Task prompt:
Taking the records line by line, how many lines contain the word "true"? Answer with the number only.

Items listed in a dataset
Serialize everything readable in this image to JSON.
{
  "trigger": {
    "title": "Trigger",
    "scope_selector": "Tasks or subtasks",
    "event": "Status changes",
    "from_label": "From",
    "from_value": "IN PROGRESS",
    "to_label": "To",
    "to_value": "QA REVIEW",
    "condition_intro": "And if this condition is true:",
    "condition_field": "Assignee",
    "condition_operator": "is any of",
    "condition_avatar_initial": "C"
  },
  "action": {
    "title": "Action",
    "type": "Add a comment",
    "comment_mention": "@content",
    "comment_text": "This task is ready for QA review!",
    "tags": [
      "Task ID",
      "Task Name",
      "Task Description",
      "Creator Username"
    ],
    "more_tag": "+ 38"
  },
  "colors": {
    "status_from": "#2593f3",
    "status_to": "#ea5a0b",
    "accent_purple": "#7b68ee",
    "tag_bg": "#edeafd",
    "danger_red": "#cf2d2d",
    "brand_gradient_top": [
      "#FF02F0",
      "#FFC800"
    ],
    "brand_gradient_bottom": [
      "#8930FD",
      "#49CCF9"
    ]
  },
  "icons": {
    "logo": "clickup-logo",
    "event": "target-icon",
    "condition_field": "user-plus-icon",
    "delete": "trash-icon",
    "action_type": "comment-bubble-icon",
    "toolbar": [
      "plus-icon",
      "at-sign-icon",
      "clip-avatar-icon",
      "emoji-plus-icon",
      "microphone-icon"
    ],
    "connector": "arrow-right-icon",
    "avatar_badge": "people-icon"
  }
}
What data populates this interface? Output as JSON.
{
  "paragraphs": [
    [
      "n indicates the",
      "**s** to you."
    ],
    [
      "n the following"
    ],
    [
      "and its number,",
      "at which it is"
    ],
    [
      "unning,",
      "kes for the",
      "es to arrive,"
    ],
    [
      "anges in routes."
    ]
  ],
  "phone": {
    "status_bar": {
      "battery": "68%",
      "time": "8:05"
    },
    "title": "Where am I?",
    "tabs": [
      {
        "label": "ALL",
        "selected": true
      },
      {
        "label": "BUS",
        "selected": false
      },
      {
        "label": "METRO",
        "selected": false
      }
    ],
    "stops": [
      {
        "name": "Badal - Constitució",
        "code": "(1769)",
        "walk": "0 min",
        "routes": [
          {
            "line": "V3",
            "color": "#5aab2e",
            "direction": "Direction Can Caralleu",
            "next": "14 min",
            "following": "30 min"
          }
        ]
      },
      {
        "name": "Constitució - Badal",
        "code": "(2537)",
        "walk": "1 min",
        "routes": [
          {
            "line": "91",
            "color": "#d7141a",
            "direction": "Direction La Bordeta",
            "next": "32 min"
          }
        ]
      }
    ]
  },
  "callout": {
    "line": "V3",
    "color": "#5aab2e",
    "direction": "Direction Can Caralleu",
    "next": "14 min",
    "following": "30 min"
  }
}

Exercise answer:
2